BLIGHTY VALLEY CEMETERY, AUTHUILLE WOOD
- Country France
- Total identified casualties 493 Find these casualties
- Region Somme
- Casualties from First World War
- GPS Coordinates Latitude: 50.03329, Longitude: 2.66828
Authuile (now Authuille) and Aveluy are villages 4 kilometres north-east of the town of Albert. The Cemetery is situated in a valley half way between these two villages on the D151 (Cemetery is signposted on exit of Aveluy direction Authuille). The Cemetery is on the eastern side of the road D151 and access is 500 metres by grass pathway (unfit for cars).
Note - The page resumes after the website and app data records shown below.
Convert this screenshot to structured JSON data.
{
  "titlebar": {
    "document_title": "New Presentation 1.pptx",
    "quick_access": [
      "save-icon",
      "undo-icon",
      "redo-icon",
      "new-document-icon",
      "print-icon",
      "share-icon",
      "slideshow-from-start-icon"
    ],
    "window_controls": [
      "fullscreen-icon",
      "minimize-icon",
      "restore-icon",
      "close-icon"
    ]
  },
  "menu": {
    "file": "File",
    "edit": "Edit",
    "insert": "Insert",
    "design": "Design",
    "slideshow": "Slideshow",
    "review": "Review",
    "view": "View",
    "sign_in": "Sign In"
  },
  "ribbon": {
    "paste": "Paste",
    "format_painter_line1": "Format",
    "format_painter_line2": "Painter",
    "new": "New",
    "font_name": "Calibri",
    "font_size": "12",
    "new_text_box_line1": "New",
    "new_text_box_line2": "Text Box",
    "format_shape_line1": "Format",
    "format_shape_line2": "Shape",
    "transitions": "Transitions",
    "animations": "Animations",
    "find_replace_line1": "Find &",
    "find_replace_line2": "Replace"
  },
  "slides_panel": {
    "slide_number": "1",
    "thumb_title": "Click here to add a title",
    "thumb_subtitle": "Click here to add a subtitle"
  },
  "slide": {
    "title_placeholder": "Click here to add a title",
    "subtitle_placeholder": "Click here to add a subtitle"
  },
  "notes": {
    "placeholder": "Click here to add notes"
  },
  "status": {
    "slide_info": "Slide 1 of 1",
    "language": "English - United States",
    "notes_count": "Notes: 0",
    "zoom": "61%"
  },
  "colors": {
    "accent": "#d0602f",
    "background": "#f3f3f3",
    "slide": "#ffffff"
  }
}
Blighty Valley was the name given by the Army to the lower part of the deep valley running down South-Westward through Authuile Wood to join the river between Authuile and Aveluy; a railway was carried along it soon after July, 1916, and it was for some time an important (though inevitably a dangerous) route. The upper part of the valley was called Nab Valley. Blighty Valley Cemetery is almost at the mouth of the valley, a little way up its northern bank. It is partly in either commune.
Blighty Valley Cemetery was begun early in July 1916, at the beginning of the Battle of the Somme, and used until the following November. At the Armistice it contained 212 graves, but was then greatly enlarged when 784 graves were brought in from the battlefields and small cemeteries to the east. Most of these concentrated graves were of men who died on 1 July 1916.
The only important graveyard concentrated into Blighty Valley Cemetery was-
QUARRY POST CEMETERY, AUTHUILE WOOD, which was on the South-Eastern edge of the Wood, in the commune of Ovillers-La Boisselle. It was used from July 1916 to February 1917, chiefly by units of the 12th (Eastern) Division, and it contained the graves of 50 soldiers from the United Kingdom.
The cemetery now contains 1,027 burials and commemorations of the First World War. 536 of the burials are unidentified but there are special memorials to 24 casualties known or believed to be buried among them, and to five others buried by the Germans in Becourt German Cemetery in the spring of 1918, whose graves could not be found on concentration.
The cemetery was designed by Sir Herbert Baker.